Producers press coffee seed oil from both the green beans and the roasted beans. And be aware, there is also coffee essential oil, which can be confused with the lipid oils we’re discussing here.
How is green coffee bean oil different from roasted coffee bean oil?
The roasting process develops the rich aroma we are used to with coffee so coffee bean oil from roasted beans has a deep rich scent.
The green coffee bean oil has no coffee aroma at all. Rather, the green oil I find to have a raw, woodsy kind of scent. And, when you can find an oil that is not overly refined, it has a medium amber color. And the unrefined or lightly refined green coffee bean oil contains hundreds of natural compounds.
What is most unusual about coffee seed oil is its fatty acid profile dominated by polyunsaturated linoleic acid with saturated palmitic acid second. The oil have very little oleic acid, less than 10%, and so is a good oil for those that don’t do well with high oleic acid oils.
I’ve read many many studies about the health benefits of coffee, and some that dispute those same benefits, but overall we know that coffee is packed with active compounds. On the skin, all those natural compounds, have some wonderful benefits I’ve been discovering in my research.
Here’s a short video on coffee bean oil and some of the skin benefits of this lovely lipid oil
Have you worked with coffee bean oil? I’d love to hear in the comments below.
Thank you for posting this topic. I ordered some Green Bean essential oil and plan to add this my formulations. Susan, I love the information you post and discuss:)
Thank you Susan!! Do you have información about the unsaponifiables? Would the Oli have caffeine? 🦋
Coffee Bean, Green has LA about 40%, ALA 2% and PA 40% (at P. 277 Power of the Seed). So I believe fatty-acids profile also depends on growing conditions/origin of the beans. Coffee beans from Columbia may not be bearing same oil as ones from Kenya?
It’s true that different growing conditions are going to impact the fatty acid structure of an oil as would variety of plant.Some botanical families have very similar almost identical profiles – cranberry and blueberry is one – while others can vary a lot. A lab test of each oil would give us that information.
Very interesting thank you Susan. What about infusing coffee beans in a carrier oil?
Yes, I was thinking that too.
Yes certainly but it would not be the same – the fatty acid profile would be that of the infusing oil. But coffee is often used as an infusing botanical for its topical properties.
Wow so interesting!
Where do you source coffee bean (carrier) oil?
It is not a common carrier oil unfortunately but a quick google search Edens Botanicals and Fram Nature with Love both seen to have it in the US.
I use green coffee bean oil in a serum. I’ve also used roasted coffee bean oil in a lip balm. Love the aroma but find it difficult to source.

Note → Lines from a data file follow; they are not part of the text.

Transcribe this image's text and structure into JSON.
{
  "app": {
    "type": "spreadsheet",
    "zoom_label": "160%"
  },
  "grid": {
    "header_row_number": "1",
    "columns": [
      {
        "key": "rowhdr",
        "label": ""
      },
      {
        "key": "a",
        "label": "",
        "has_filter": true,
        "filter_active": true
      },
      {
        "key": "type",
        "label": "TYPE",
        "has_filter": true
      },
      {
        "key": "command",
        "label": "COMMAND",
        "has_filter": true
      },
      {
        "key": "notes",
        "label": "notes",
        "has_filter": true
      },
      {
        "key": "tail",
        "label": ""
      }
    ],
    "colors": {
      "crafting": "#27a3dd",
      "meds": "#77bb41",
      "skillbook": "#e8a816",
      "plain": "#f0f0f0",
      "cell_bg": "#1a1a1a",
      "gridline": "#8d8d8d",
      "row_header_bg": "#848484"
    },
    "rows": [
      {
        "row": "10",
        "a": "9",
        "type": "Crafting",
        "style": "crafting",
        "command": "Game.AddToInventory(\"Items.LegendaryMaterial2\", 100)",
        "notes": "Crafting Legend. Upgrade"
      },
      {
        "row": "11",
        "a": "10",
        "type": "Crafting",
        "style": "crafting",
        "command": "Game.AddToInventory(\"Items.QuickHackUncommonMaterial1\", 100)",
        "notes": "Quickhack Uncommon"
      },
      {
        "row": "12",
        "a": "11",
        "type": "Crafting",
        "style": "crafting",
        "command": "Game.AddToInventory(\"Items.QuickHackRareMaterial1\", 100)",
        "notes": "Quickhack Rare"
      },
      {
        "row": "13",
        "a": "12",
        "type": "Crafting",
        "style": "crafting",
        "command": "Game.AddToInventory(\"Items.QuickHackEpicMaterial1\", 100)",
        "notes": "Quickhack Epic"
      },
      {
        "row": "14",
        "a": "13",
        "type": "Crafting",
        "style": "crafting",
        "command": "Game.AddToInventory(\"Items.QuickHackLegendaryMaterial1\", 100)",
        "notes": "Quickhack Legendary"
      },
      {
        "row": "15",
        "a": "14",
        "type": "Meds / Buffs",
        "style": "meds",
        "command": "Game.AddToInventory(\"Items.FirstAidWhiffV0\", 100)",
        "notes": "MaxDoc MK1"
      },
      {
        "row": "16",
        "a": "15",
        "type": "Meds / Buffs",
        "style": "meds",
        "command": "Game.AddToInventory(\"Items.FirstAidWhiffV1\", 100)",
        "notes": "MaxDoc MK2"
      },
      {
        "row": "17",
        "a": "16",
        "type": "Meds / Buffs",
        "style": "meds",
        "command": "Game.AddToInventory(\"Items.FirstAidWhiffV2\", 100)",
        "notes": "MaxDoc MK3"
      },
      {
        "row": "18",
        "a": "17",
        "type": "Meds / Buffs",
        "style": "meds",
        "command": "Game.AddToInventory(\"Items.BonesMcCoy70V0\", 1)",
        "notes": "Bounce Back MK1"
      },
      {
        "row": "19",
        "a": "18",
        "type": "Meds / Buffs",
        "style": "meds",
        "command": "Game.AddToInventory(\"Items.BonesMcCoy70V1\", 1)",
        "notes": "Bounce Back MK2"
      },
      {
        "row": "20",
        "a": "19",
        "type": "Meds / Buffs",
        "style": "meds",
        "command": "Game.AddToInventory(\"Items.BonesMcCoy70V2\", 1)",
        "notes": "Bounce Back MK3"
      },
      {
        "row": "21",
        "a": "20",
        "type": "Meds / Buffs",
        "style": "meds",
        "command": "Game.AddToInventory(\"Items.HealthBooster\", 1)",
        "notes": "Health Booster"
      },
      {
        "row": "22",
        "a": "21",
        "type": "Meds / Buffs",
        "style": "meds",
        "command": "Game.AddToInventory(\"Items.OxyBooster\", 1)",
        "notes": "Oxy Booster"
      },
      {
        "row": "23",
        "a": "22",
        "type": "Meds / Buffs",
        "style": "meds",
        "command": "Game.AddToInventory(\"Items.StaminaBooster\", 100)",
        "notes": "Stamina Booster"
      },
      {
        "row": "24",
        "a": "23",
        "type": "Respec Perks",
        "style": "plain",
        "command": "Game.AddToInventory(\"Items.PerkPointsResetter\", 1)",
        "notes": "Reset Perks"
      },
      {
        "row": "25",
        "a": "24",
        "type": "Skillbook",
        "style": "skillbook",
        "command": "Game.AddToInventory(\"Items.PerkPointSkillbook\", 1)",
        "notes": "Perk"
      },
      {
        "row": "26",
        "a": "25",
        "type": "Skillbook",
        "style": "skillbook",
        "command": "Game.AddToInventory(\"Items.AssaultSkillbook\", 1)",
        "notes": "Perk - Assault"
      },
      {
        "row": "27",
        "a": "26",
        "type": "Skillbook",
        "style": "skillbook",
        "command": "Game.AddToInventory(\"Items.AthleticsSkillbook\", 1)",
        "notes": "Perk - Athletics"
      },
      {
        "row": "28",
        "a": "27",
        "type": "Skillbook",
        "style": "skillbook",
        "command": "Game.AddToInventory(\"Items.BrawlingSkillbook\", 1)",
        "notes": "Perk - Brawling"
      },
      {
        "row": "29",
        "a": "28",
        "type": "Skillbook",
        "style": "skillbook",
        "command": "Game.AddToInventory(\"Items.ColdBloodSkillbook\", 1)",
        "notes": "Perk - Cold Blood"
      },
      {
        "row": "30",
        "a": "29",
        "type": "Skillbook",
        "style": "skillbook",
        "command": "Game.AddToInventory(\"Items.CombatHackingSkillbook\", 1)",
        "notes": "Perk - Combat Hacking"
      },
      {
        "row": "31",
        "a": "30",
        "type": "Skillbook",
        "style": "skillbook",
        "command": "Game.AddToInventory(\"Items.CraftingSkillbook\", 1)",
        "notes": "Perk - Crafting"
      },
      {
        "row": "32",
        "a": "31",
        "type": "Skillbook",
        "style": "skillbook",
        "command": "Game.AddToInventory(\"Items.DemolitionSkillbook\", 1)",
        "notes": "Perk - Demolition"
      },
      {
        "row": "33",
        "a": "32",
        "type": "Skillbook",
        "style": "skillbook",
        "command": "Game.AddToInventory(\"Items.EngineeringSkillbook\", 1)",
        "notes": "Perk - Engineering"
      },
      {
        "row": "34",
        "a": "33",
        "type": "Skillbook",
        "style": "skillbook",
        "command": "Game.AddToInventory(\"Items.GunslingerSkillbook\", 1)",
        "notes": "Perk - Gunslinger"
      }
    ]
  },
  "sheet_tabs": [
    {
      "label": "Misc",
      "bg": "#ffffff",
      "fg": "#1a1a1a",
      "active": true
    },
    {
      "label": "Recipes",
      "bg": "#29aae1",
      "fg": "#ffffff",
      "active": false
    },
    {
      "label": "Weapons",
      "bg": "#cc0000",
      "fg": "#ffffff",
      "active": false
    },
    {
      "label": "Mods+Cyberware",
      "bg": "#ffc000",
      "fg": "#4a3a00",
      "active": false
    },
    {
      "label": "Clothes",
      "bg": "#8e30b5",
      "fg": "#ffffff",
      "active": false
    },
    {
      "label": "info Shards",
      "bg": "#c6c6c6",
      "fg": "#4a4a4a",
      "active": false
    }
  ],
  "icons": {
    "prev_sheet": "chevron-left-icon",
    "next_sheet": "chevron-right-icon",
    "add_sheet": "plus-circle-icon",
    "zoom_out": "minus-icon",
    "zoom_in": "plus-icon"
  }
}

Not yet, I would be very interested in getting some and experimenting. Perhaps cellulite reduction type oil blend? Thank you so much for the information you share. So much to do with limited quality time to do it.
agree. It must increase local circulation around the area of application. Not sure how frequent applications required to achieve the goals.